American media conglomerate Disney has come under heavy diplomatic fire from Turkey after the company decided against airing a TV series dramatising the life of Turkey’s founding father Mustafa Kemal Atatürk following lobbying from Armenian activist groups.
Disney had intended to show a recently released six-part series simply named “Atatürk” on October 29th in honour of the centenary of the foundation of the Turkish Republic.
A monumental figure in Turkey’s national mythology, Mustafa Kemal Atatürk served as his nation’s first President from 1923 to 1939 and is revered for establishing a secular Turkish Republic out of the ashes of the Ottoman Empire.
While commended in the West for his commitment to secular values in the majority Muslim nation, Atatürk is a despised figure in Greek and Armenian history in particular for his role in the Armenian genocide, a historic fact disputed by the Turkish government to this day.
Disney’s decision has been publicly slammed by Ankara’s ruling Justice and Development Party which blasted the cancellation of the series as perpetuating the “politics of lies” at the behest of the Armenian lobby.
Disney executives had been pressured into cancelling the series after public lobbying from the Armenian National Committee of America (ANCA) which campaigns for greater recognition of the Armenian genocide. A spokesperson for Disney said the show will be syndicated on its sister company FOX and denied caving to political pressure.
The Armenian diaspora forms a powerful ethnic bloc in American politics with the recognition of the Armenian genocide, estimated to have killed over a million people between 1915 and 1923, a major foreign policy sticking point in Turkey’s international relations.
Officially, Turkey downplays the mass killing of Armenians which it says has been heavily exaggerated and driven by natural causes rather than specific Turkish policy. Both the United States and the EU recognise the Armenian genocide despite diplomatic protestations from Ankara.
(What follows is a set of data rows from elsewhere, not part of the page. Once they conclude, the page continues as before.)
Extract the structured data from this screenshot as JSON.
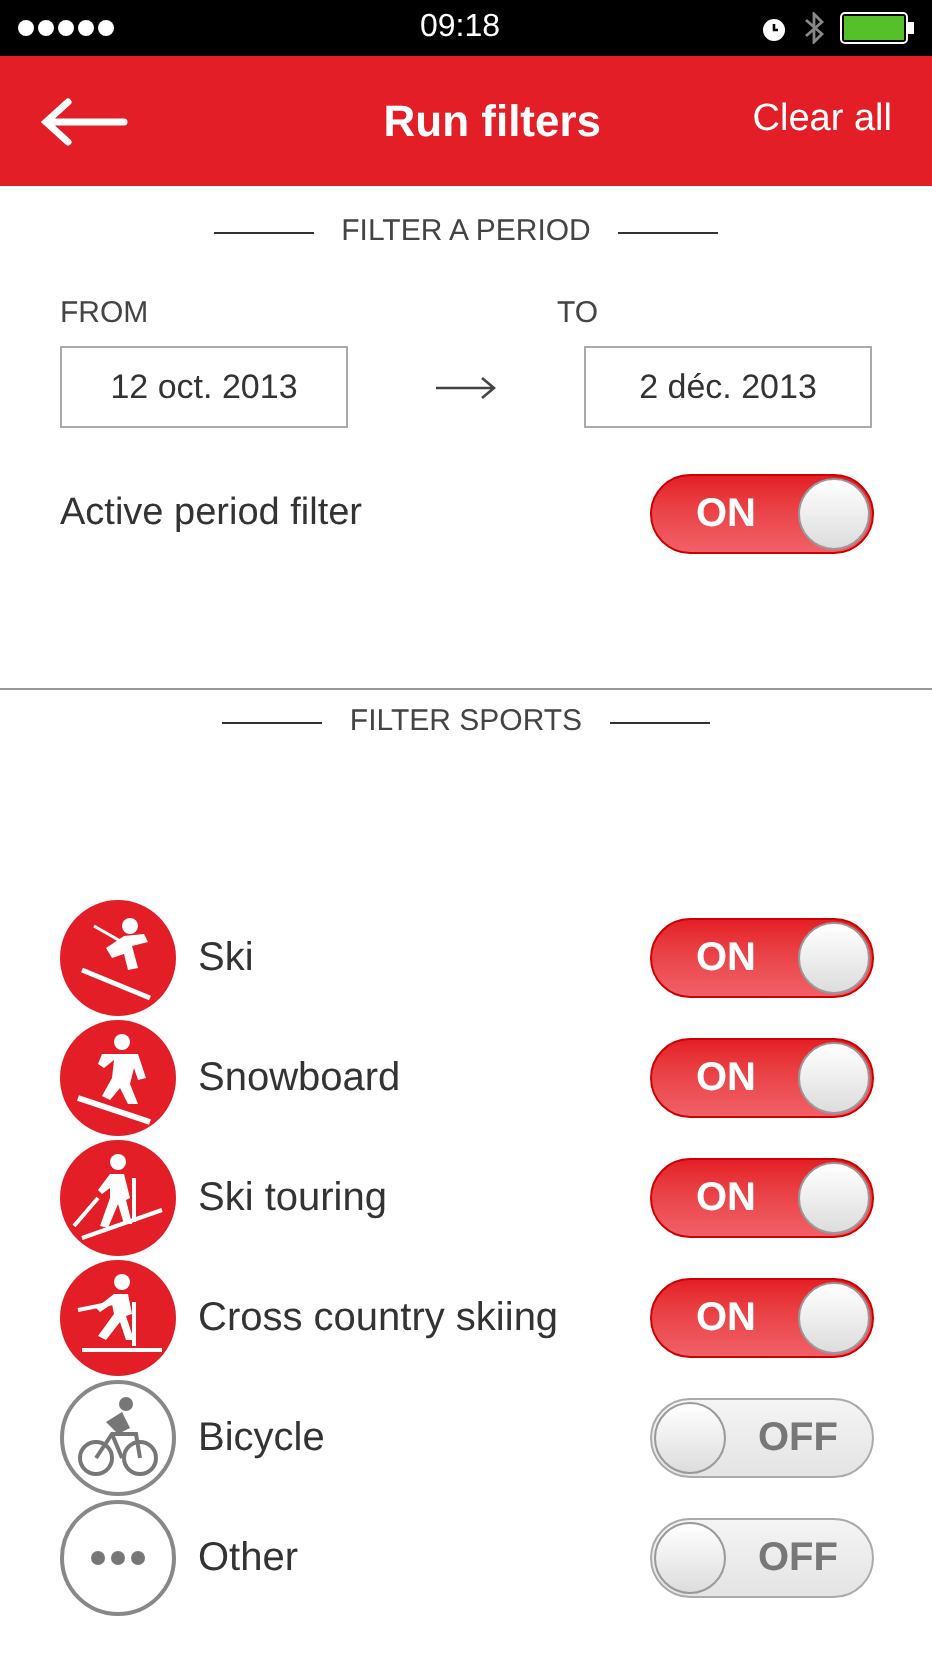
{
  "status_bar": {
    "time": "09:18"
  },
  "header": {
    "title": "Run filters",
    "action": "Clear all"
  },
  "period": {
    "heading": "FILTER A PERIOD",
    "from_label": "FROM",
    "to_label": "TO",
    "from": "12 oct. 2013",
    "to": "2 déc. 2013",
    "filter_label": "Active period filter",
    "toggle": {
      "on": true,
      "label": "ON"
    }
  },
  "sports": {
    "heading": "FILTER SPORTS",
    "items": [
      {
        "kind": "ski",
        "label": "Ski",
        "on": true,
        "toggle_label": "ON"
      },
      {
        "kind": "snowboard",
        "label": "Snowboard",
        "on": true,
        "toggle_label": "ON"
      },
      {
        "kind": "touring",
        "label": "Ski touring",
        "on": true,
        "toggle_label": "ON"
      },
      {
        "kind": "crosscountry",
        "label": "Cross country skiing",
        "on": true,
        "toggle_label": "ON"
      },
      {
        "kind": "bicycle",
        "label": "Bicycle",
        "on": false,
        "toggle_label": "OFF"
      },
      {
        "kind": "other",
        "label": "Other",
        "on": false,
        "toggle_label": "OFF"
      }
    ]
  }
}
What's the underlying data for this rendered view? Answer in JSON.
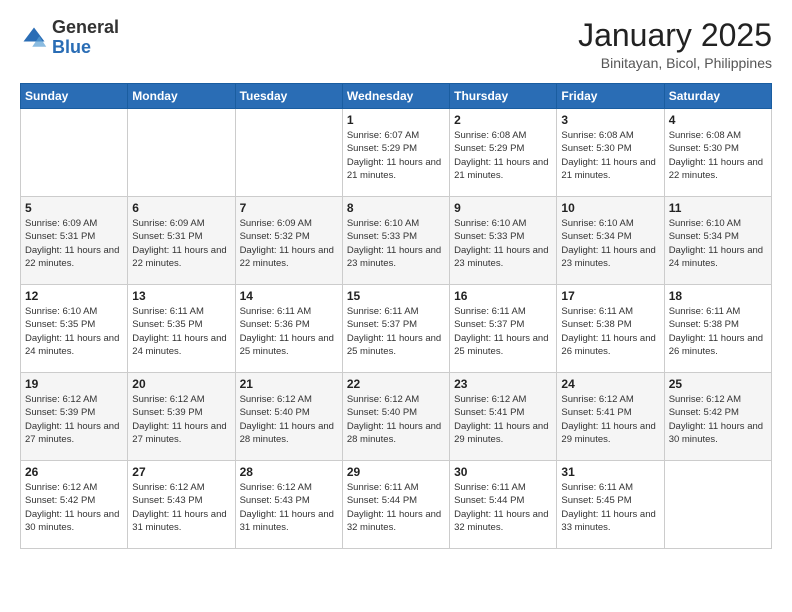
{
  "header": {
    "logo_general": "General",
    "logo_blue": "Blue",
    "main_title": "January 2025",
    "subtitle": "Binitayan, Bicol, Philippines"
  },
  "weekdays": [
    "Sunday",
    "Monday",
    "Tuesday",
    "Wednesday",
    "Thursday",
    "Friday",
    "Saturday"
  ],
  "weeks": [
    [
      {
        "day": "",
        "sunrise": "",
        "sunset": "",
        "daylight": ""
      },
      {
        "day": "",
        "sunrise": "",
        "sunset": "",
        "daylight": ""
      },
      {
        "day": "",
        "sunrise": "",
        "sunset": "",
        "daylight": ""
      },
      {
        "day": "1",
        "sunrise": "Sunrise: 6:07 AM",
        "sunset": "Sunset: 5:29 PM",
        "daylight": "Daylight: 11 hours and 21 minutes."
      },
      {
        "day": "2",
        "sunrise": "Sunrise: 6:08 AM",
        "sunset": "Sunset: 5:29 PM",
        "daylight": "Daylight: 11 hours and 21 minutes."
      },
      {
        "day": "3",
        "sunrise": "Sunrise: 6:08 AM",
        "sunset": "Sunset: 5:30 PM",
        "daylight": "Daylight: 11 hours and 21 minutes."
      },
      {
        "day": "4",
        "sunrise": "Sunrise: 6:08 AM",
        "sunset": "Sunset: 5:30 PM",
        "daylight": "Daylight: 11 hours and 22 minutes."
      }
    ],
    [
      {
        "day": "5",
        "sunrise": "Sunrise: 6:09 AM",
        "sunset": "Sunset: 5:31 PM",
        "daylight": "Daylight: 11 hours and 22 minutes."
      },
      {
        "day": "6",
        "sunrise": "Sunrise: 6:09 AM",
        "sunset": "Sunset: 5:31 PM",
        "daylight": "Daylight: 11 hours and 22 minutes."
      },
      {
        "day": "7",
        "sunrise": "Sunrise: 6:09 AM",
        "sunset": "Sunset: 5:32 PM",
        "daylight": "Daylight: 11 hours and 22 minutes."
      },
      {
        "day": "8",
        "sunrise": "Sunrise: 6:10 AM",
        "sunset": "Sunset: 5:33 PM",
        "daylight": "Daylight: 11 hours and 23 minutes."
      },
      {
        "day": "9",
        "sunrise": "Sunrise: 6:10 AM",
        "sunset": "Sunset: 5:33 PM",
        "daylight": "Daylight: 11 hours and 23 minutes."
      },
      {
        "day": "10",
        "sunrise": "Sunrise: 6:10 AM",
        "sunset": "Sunset: 5:34 PM",
        "daylight": "Daylight: 11 hours and 23 minutes."
      },
      {
        "day": "11",
        "sunrise": "Sunrise: 6:10 AM",
        "sunset": "Sunset: 5:34 PM",
        "daylight": "Daylight: 11 hours and 24 minutes."
      }
    ],
    [
      {
        "day": "12",
        "sunrise": "Sunrise: 6:10 AM",
        "sunset": "Sunset: 5:35 PM",
        "daylight": "Daylight: 11 hours and 24 minutes."
      },
      {
        "day": "13",
        "sunrise": "Sunrise: 6:11 AM",
        "sunset": "Sunset: 5:35 PM",
        "daylight": "Daylight: 11 hours and 24 minutes."
      },
      {
        "day": "14",
        "sunrise": "Sunrise: 6:11 AM",
        "sunset": "Sunset: 5:36 PM",
        "daylight": "Daylight: 11 hours and 25 minutes."
      },
      {
        "day": "15",
        "sunrise": "Sunrise: 6:11 AM",
        "sunset": "Sunset: 5:37 PM",
        "daylight": "Daylight: 11 hours and 25 minutes."
      },
      {
        "day": "16",
        "sunrise": "Sunrise: 6:11 AM",
        "sunset": "Sunset: 5:37 PM",
        "daylight": "Daylight: 11 hours and 25 minutes."
      },
      {
        "day": "17",
        "sunrise": "Sunrise: 6:11 AM",
        "sunset": "Sunset: 5:38 PM",
        "daylight": "Daylight: 11 hours and 26 minutes."
      },
      {
        "day": "18",
        "sunrise": "Sunrise: 6:11 AM",
        "sunset": "Sunset: 5:38 PM",
        "daylight": "Daylight: 11 hours and 26 minutes."
      }
    ],
    [
      {
        "day": "19",
        "sunrise": "Sunrise: 6:12 AM",
        "sunset": "Sunset: 5:39 PM",
        "daylight": "Daylight: 11 hours and 27 minutes."
      },
      {
        "day": "20",
        "sunrise": "Sunrise: 6:12 AM",
        "sunset": "Sunset: 5:39 PM",
        "daylight": "Daylight: 11 hours and 27 minutes."
      },
      {
        "day": "21",
        "sunrise": "Sunrise: 6:12 AM",
        "sunset": "Sunset: 5:40 PM",
        "daylight": "Daylight: 11 hours and 28 minutes."
      },
      {
        "day": "22",
        "sunrise": "Sunrise: 6:12 AM",
        "sunset": "Sunset: 5:40 PM",
        "daylight": "Daylight: 11 hours and 28 minutes."
      },
      {
        "day": "23",
        "sunrise": "Sunrise: 6:12 AM",
        "sunset": "Sunset: 5:41 PM",
        "daylight": "Daylight: 11 hours and 29 minutes."
      },
      {
        "day": "24",
        "sunrise": "Sunrise: 6:12 AM",
        "sunset": "Sunset: 5:41 PM",
        "daylight": "Daylight: 11 hours and 29 minutes."
      },
      {
        "day": "25",
        "sunrise": "Sunrise: 6:12 AM",
        "sunset": "Sunset: 5:42 PM",
        "daylight": "Daylight: 11 hours and 30 minutes."
      }
    ],
    [
      {
        "day": "26",
        "sunrise": "Sunrise: 6:12 AM",
        "sunset": "Sunset: 5:42 PM",
        "daylight": "Daylight: 11 hours and 30 minutes."
      },
      {
        "day": "27",
        "sunrise": "Sunrise: 6:12 AM",
        "sunset": "Sunset: 5:43 PM",
        "daylight": "Daylight: 11 hours and 31 minutes."
      },
      {
        "day": "28",
        "sunrise": "Sunrise: 6:12 AM",
        "sunset": "Sunset: 5:43 PM",
        "daylight": "Daylight: 11 hours and 31 minutes."
      },
      {
        "day": "29",
        "sunrise": "Sunrise: 6:11 AM",
        "sunset": "Sunset: 5:44 PM",
        "daylight": "Daylight: 11 hours and 32 minutes."
      },
      {
        "day": "30",
        "sunrise": "Sunrise: 6:11 AM",
        "sunset": "Sunset: 5:44 PM",
        "daylight": "Daylight: 11 hours and 32 minutes."
      },
      {
        "day": "31",
        "sunrise": "Sunrise: 6:11 AM",
        "sunset": "Sunset: 5:45 PM",
        "daylight": "Daylight: 11 hours and 33 minutes."
      },
      {
        "day": "",
        "sunrise": "",
        "sunset": "",
        "daylight": ""
      }
    ]
  ]
}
The refusal of Disney to broadcast the series comes as Turkey and its ally Azerbaijan are accused of human rights abuses in the disputed Lachin region which it has blockaded in an effort to drive out ethnic Armenians following a border war with Armenia.
While ostensibly a Western ally and NATO member, Turkey is judged by many pundits to be moving away from Europe and embracing a form of Islamic populism under President Recep Tayyip Erdoğan and has earned much criticism for its support of Sunni radicalism in the Middle East and ongoing attempts to fan the flames over Quran burning incidents in Scandinavia.